* REQUIRED WORK
Gather every line from the entries below that includes "JSON".

○ ○ ○

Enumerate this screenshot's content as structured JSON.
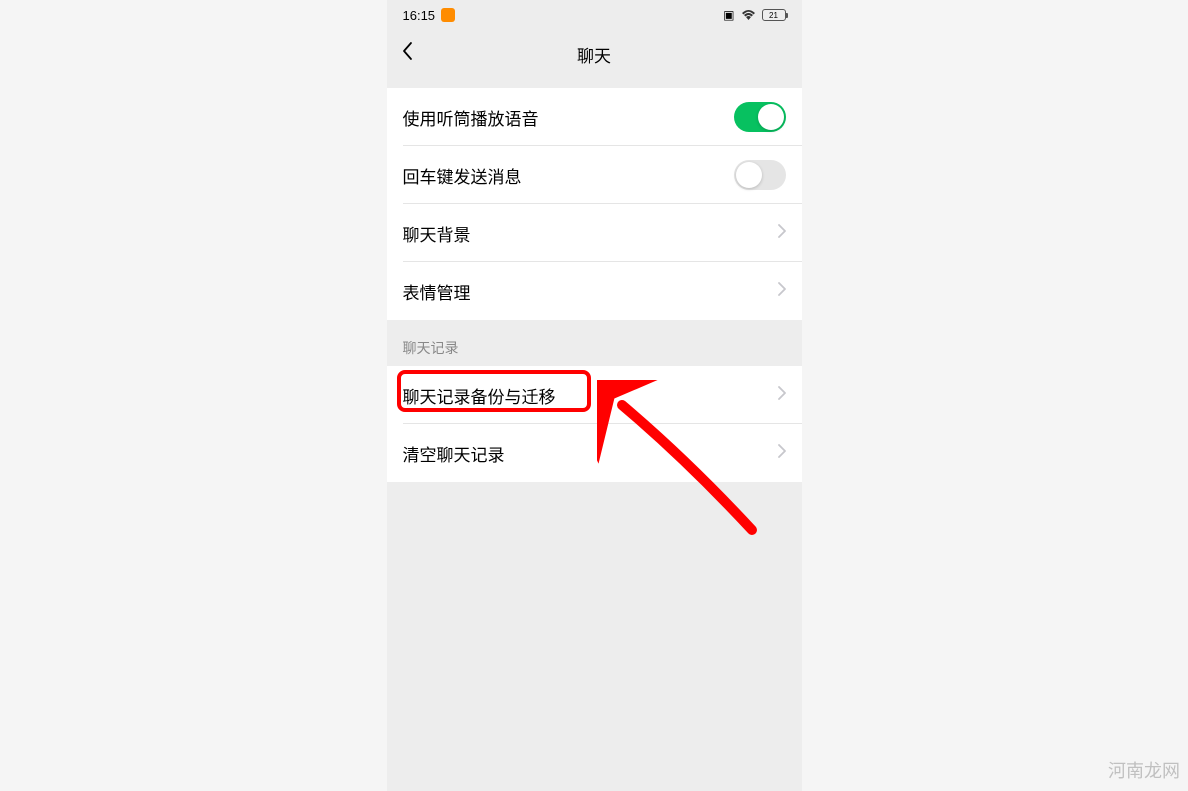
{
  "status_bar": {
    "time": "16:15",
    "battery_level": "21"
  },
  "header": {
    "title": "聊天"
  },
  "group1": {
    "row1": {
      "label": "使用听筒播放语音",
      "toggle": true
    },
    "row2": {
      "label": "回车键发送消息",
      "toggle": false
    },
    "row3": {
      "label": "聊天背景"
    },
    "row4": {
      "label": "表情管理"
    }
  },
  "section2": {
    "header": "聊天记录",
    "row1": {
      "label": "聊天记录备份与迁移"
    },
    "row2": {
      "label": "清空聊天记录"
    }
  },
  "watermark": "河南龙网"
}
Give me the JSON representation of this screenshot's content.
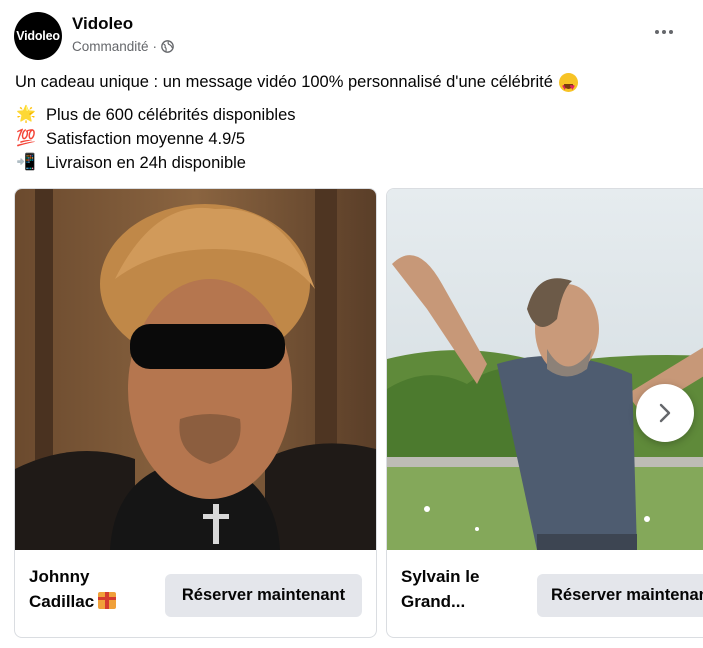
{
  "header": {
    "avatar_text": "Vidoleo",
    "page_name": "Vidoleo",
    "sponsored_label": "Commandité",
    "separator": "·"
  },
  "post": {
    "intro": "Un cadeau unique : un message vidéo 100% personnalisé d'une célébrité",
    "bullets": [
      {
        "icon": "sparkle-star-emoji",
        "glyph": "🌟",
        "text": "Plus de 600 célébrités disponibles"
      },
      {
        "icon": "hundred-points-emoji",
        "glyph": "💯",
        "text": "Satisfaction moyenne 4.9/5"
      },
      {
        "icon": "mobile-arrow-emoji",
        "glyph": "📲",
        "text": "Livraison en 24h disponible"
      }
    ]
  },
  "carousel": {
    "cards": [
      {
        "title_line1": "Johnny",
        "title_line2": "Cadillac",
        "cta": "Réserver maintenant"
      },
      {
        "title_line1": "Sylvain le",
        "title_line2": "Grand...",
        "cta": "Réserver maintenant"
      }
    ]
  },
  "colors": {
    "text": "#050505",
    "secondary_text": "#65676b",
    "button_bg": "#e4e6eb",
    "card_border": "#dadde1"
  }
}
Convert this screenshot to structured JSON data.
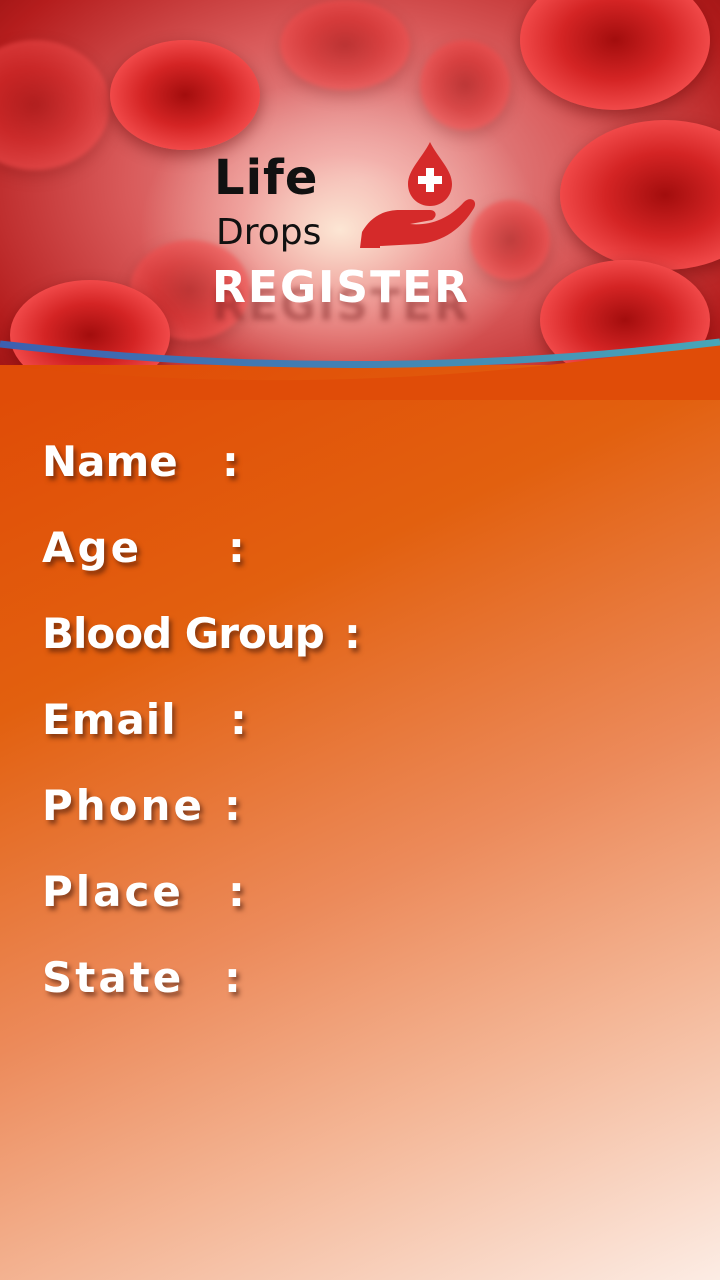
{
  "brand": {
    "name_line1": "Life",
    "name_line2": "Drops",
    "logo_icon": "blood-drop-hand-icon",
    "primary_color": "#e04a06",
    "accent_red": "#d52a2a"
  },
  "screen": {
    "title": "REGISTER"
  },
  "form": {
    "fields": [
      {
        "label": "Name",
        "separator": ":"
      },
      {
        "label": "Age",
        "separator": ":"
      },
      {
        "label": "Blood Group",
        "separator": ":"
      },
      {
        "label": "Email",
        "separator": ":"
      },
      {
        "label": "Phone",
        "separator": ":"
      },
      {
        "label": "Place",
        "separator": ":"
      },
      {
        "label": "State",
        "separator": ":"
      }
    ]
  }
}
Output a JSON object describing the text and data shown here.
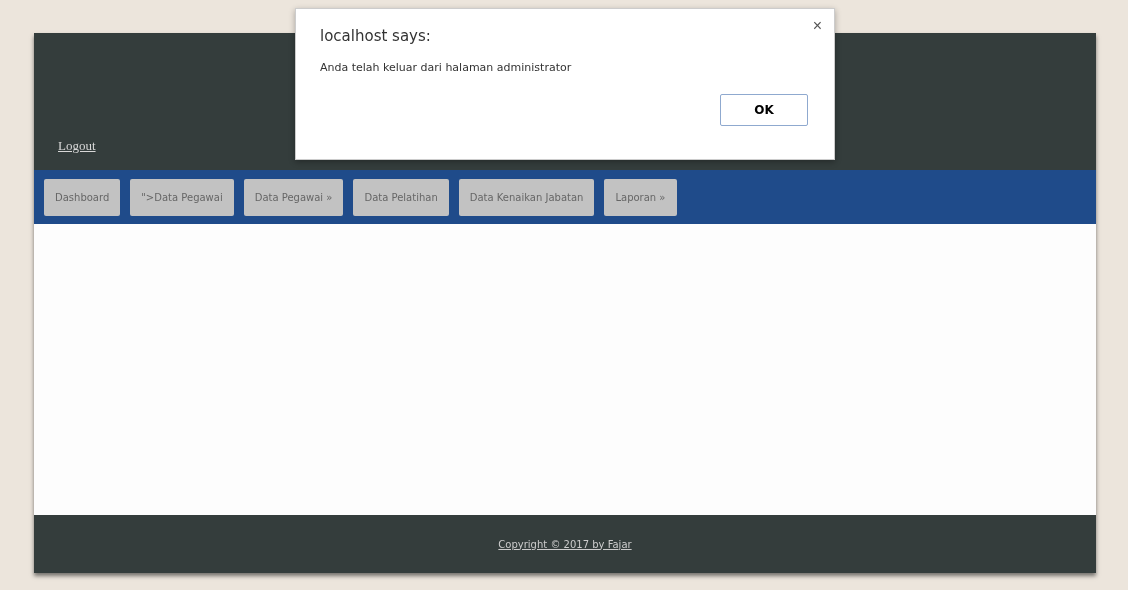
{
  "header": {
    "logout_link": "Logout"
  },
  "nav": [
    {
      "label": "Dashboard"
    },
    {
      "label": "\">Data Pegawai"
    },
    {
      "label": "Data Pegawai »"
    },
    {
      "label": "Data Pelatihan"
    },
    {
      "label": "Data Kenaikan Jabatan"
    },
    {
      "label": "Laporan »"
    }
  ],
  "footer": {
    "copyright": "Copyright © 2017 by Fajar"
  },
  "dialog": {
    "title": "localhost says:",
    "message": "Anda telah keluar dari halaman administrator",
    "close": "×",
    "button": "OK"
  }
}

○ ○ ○

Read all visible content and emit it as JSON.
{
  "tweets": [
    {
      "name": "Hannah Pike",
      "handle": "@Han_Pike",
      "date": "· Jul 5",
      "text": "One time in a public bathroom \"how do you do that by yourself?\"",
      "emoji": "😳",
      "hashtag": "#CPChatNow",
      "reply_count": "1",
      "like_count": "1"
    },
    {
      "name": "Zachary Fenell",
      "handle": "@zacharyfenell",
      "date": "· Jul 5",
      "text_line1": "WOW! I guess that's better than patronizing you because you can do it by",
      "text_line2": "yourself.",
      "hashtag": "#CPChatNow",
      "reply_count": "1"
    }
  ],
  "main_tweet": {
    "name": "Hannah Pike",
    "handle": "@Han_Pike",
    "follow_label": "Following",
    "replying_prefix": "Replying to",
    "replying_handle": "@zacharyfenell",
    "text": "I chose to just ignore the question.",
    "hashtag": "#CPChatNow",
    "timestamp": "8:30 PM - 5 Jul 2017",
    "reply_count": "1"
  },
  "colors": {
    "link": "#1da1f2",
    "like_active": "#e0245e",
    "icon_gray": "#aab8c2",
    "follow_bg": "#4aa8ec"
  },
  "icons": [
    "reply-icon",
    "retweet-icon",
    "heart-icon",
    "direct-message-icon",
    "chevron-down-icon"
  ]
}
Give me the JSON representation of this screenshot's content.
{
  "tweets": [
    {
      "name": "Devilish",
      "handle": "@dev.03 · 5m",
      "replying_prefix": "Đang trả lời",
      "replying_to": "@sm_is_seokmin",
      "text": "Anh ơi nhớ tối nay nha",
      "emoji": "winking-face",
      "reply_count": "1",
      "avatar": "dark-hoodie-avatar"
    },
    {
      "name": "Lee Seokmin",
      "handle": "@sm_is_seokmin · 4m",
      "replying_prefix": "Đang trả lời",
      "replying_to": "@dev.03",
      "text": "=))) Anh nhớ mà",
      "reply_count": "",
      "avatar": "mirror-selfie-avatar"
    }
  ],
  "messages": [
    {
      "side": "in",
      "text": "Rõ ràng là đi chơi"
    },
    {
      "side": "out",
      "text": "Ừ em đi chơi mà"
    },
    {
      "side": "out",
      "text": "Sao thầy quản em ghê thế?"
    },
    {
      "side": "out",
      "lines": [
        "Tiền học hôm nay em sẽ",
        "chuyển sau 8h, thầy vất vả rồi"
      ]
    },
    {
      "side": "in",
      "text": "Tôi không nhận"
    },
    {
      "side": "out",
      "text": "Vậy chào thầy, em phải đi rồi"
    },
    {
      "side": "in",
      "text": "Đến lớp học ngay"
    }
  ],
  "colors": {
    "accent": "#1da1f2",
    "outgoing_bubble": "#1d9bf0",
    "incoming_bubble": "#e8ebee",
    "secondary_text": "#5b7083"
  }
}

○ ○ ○

* RESPONSE AREA
Enumerate this screenshot's content as structured JSON.
Give me the JSON representation of this screenshot's content.
Convert this screenshot to structured JSON data.
Output a JSON object describing the text and data shown here.
Read all visible content and emit it as JSON.
Give me the JSON representation of this screenshot's content.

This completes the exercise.